**REQUIREMENT**
All lines in the records below that hold "teamwork" are to be shown.

**GIVEN RECORDS**
^^^^^^^^^^^^^^^^

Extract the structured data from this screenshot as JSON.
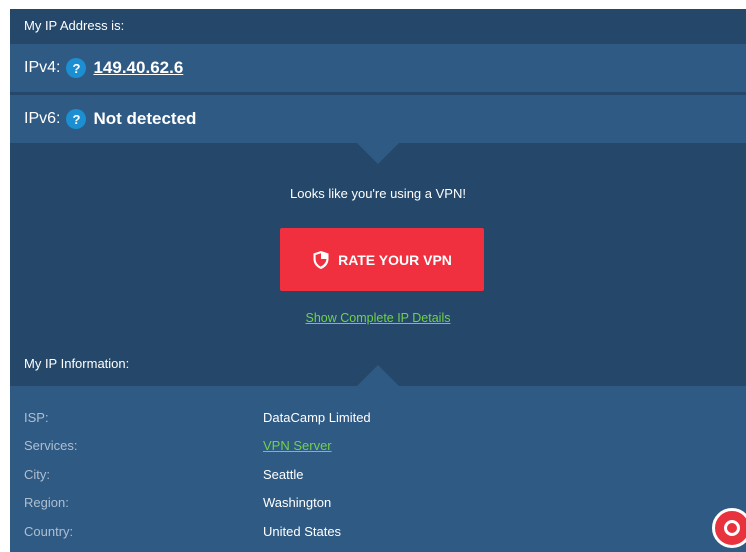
{
  "header": {
    "my_ip_title": "My IP Address is:"
  },
  "ipv4": {
    "label": "IPv4:",
    "help": "?",
    "value": "149.40.62.6"
  },
  "ipv6": {
    "label": "IPv6:",
    "help": "?",
    "value": "Not detected"
  },
  "vpn": {
    "message": "Looks like you're using a VPN!",
    "rate_button_label": "RATE YOUR VPN",
    "details_link": "Show Complete IP Details"
  },
  "info": {
    "title": "My IP Information:",
    "rows": [
      {
        "key": "ISP:",
        "value": "DataCamp Limited"
      },
      {
        "key": "Services:",
        "value": "VPN Server"
      },
      {
        "key": "City:",
        "value": "Seattle"
      },
      {
        "key": "Region:",
        "value": "Washington"
      },
      {
        "key": "Country:",
        "value": "United States"
      }
    ]
  },
  "icons": {
    "help": "question-icon",
    "shield": "shield-icon",
    "chat": "chat-icon"
  },
  "colors": {
    "panel_dark": "#24476a",
    "panel_light": "#2f5a84",
    "accent_red": "#f0303f",
    "help_blue": "#1b8fd1",
    "link_green": "#6fd24b"
  }
}
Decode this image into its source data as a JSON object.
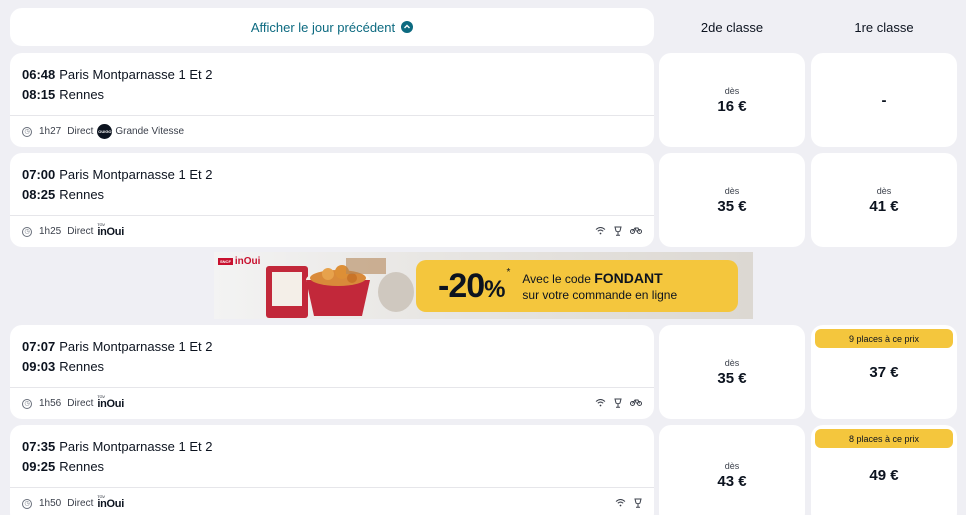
{
  "prev_day": {
    "label": "Afficher le jour précédent"
  },
  "headers": {
    "second_class": "2de classe",
    "first_class": "1re classe"
  },
  "journeys": [
    {
      "dep_time": "06:48",
      "dep_station": "Paris Montparnasse 1 Et 2",
      "arr_time": "08:15",
      "arr_station": "Rennes",
      "duration": "1h27",
      "type": "Direct",
      "brand": "Grande Vitesse",
      "brand_logo_text": "OUIGO",
      "amenities": [],
      "second": {
        "from": "dès",
        "price": "16 €"
      },
      "first": {
        "from": "",
        "price": "-",
        "badge": ""
      }
    },
    {
      "dep_time": "07:00",
      "dep_station": "Paris Montparnasse 1 Et 2",
      "arr_time": "08:25",
      "arr_station": "Rennes",
      "duration": "1h25",
      "type": "Direct",
      "brand": "inOui",
      "brand_tag": "TGV",
      "amenities": [
        "wifi-icon",
        "bar-icon",
        "bike-icon"
      ],
      "second": {
        "from": "dès",
        "price": "35 €"
      },
      "first": {
        "from": "dès",
        "price": "41 €",
        "badge": ""
      }
    },
    {
      "dep_time": "07:07",
      "dep_station": "Paris Montparnasse 1 Et 2",
      "arr_time": "09:03",
      "arr_station": "Rennes",
      "duration": "1h56",
      "type": "Direct",
      "brand": "inOui",
      "brand_tag": "TGV",
      "amenities": [
        "wifi-icon",
        "bar-icon",
        "bike-icon"
      ],
      "second": {
        "from": "dès",
        "price": "35 €"
      },
      "first": {
        "from": "",
        "price": "37 €",
        "badge": "9 places à ce prix"
      }
    },
    {
      "dep_time": "07:35",
      "dep_station": "Paris Montparnasse 1 Et 2",
      "arr_time": "09:25",
      "arr_station": "Rennes",
      "duration": "1h50",
      "type": "Direct",
      "brand": "inOui",
      "brand_tag": "TGV",
      "amenities": [
        "wifi-icon",
        "bar-icon"
      ],
      "second": {
        "from": "dès",
        "price": "43 €"
      },
      "first": {
        "from": "",
        "price": "49 €",
        "badge": "8 places à ce prix"
      }
    }
  ],
  "ad": {
    "logo_sncf": "SNCF",
    "logo_brand": "inOui",
    "discount": "-20",
    "percent": "%",
    "asterisk": "*",
    "line1_pre": "Avec le code ",
    "code": "FONDANT",
    "line2": "sur votre commande en ligne"
  },
  "colors": {
    "accent": "#0c6a80",
    "badge": "#f4c63d",
    "background": "#efeff4"
  }
}
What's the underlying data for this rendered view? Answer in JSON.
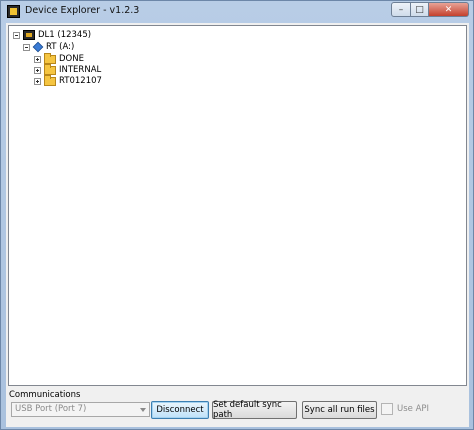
{
  "window": {
    "title": "Device Explorer - v1.2.3"
  },
  "tree": {
    "device": "DL1 (12345)",
    "drive": "RT (A:)",
    "folders": [
      "DONE",
      "INTERNAL",
      "RT012107"
    ]
  },
  "communications": {
    "group_label": "Communications",
    "port_value": "USB Port (Port 7)"
  },
  "buttons": {
    "disconnect": "Disconnect",
    "set_default_sync": "Set default sync path",
    "sync_all": "Sync all run files"
  },
  "options": {
    "use_api_label": "Use API",
    "use_api_checked": false
  },
  "colors": {
    "folder": "#f5c542",
    "drive": "#3a7bd5",
    "titlebar": "#b8cde6"
  },
  "icons": {
    "app": "app-icon",
    "device": "device-icon",
    "drive": "drive-icon",
    "folder": "folder-icon",
    "expand": "expand-icon",
    "collapse": "collapse-icon"
  }
}
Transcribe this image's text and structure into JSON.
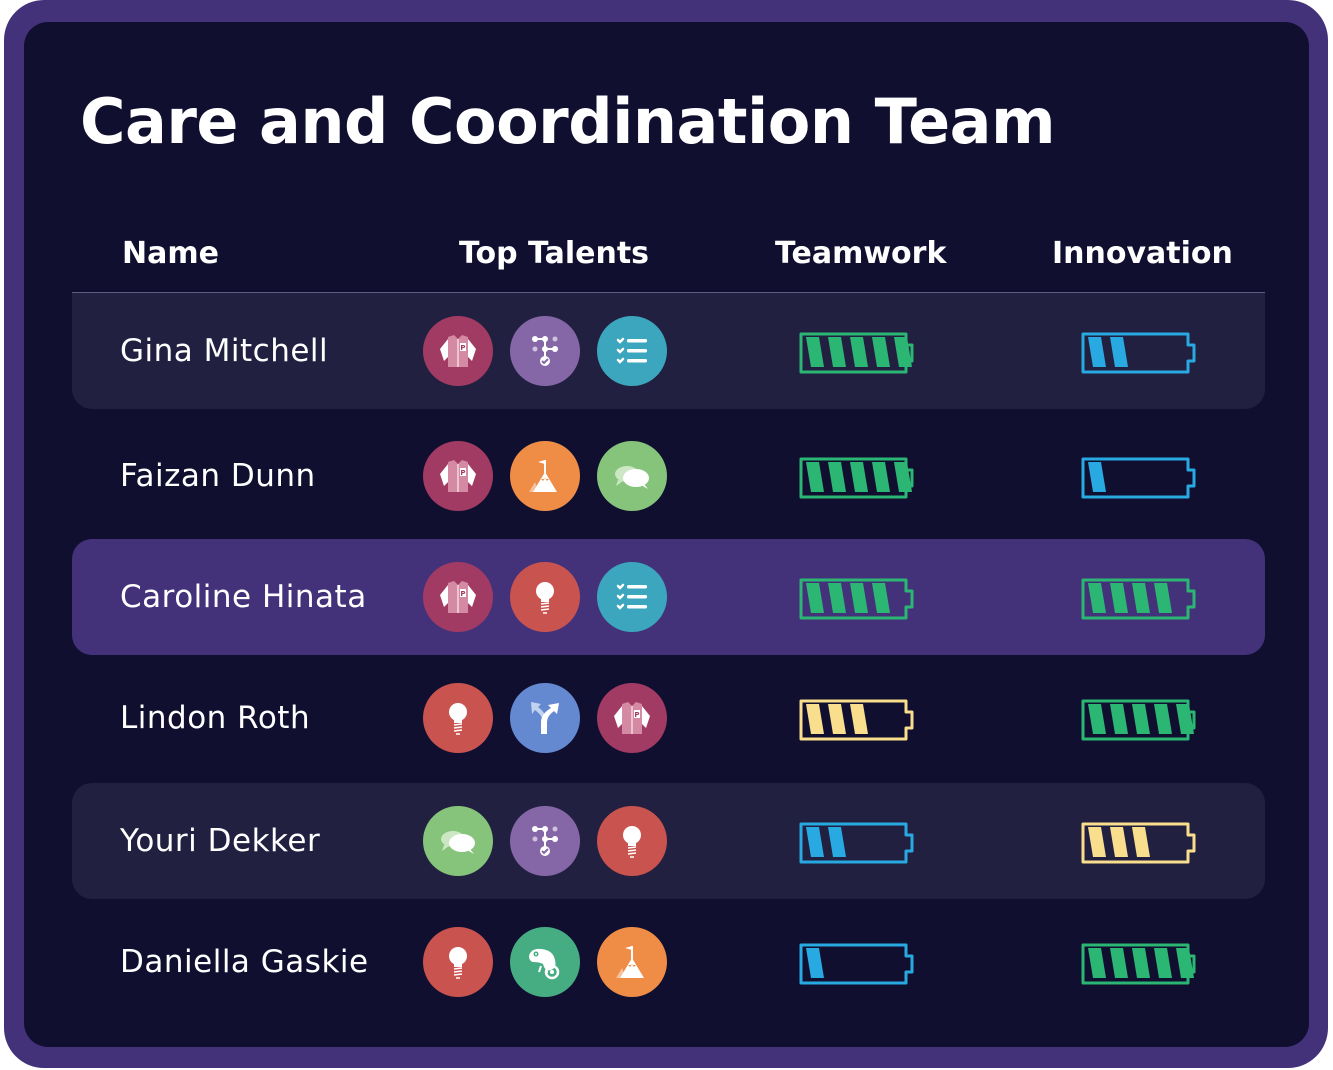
{
  "title": "Care and Coordination Team",
  "columns": {
    "name": "Name",
    "talents": "Top Talents",
    "teamwork": "Teamwork",
    "innovation": "Innovation"
  },
  "battery_max": 5,
  "level_colors": {
    "low": "#29a9e1",
    "medium": "#f9de8d",
    "high": "#2bb673"
  },
  "talent_types": {
    "letterman-jacket": {
      "color": "#a23b63",
      "icon": "letterman-jacket-icon"
    },
    "node-network": {
      "color": "#8567a8",
      "icon": "node-network-icon"
    },
    "checklist": {
      "color": "#3ca6bf",
      "icon": "checklist-icon"
    },
    "mountain-flag": {
      "color": "#ef8d47",
      "icon": "mountain-flag-icon"
    },
    "speech-bubbles": {
      "color": "#85c47a",
      "icon": "speech-bubbles-icon"
    },
    "lightbulb": {
      "color": "#c9534f",
      "icon": "lightbulb-icon"
    },
    "split-arrow": {
      "color": "#6489d1",
      "icon": "split-arrow-icon"
    },
    "chameleon": {
      "color": "#46ad83",
      "icon": "chameleon-icon"
    }
  },
  "rows": [
    {
      "name": "Gina Mitchell",
      "talents": [
        "letterman-jacket",
        "node-network",
        "checklist"
      ],
      "teamwork": 5,
      "innovation": 2,
      "style": "alt"
    },
    {
      "name": "Faizan Dunn",
      "talents": [
        "letterman-jacket",
        "mountain-flag",
        "speech-bubbles"
      ],
      "teamwork": 5,
      "innovation": 1,
      "style": "plain"
    },
    {
      "name": "Caroline Hinata",
      "talents": [
        "letterman-jacket",
        "lightbulb",
        "checklist"
      ],
      "teamwork": 4,
      "innovation": 4,
      "style": "highlight"
    },
    {
      "name": "Lindon Roth",
      "talents": [
        "lightbulb",
        "split-arrow",
        "letterman-jacket"
      ],
      "teamwork": 3,
      "innovation": 5,
      "style": "plain"
    },
    {
      "name": "Youri Dekker",
      "talents": [
        "speech-bubbles",
        "node-network",
        "lightbulb"
      ],
      "teamwork": 2,
      "innovation": 3,
      "style": "alt"
    },
    {
      "name": "Daniella Gaskie",
      "talents": [
        "lightbulb",
        "chameleon",
        "mountain-flag"
      ],
      "teamwork": 1,
      "innovation": 5,
      "style": "plain"
    }
  ]
}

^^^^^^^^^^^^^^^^

**COMPLETED TASK**
    "teamwork": "Teamwork",
      "teamwork": 5,
      "teamwork": 5,
      "teamwork": 4,
      "teamwork": 3,
      "teamwork": 2,
      "teamwork": 1,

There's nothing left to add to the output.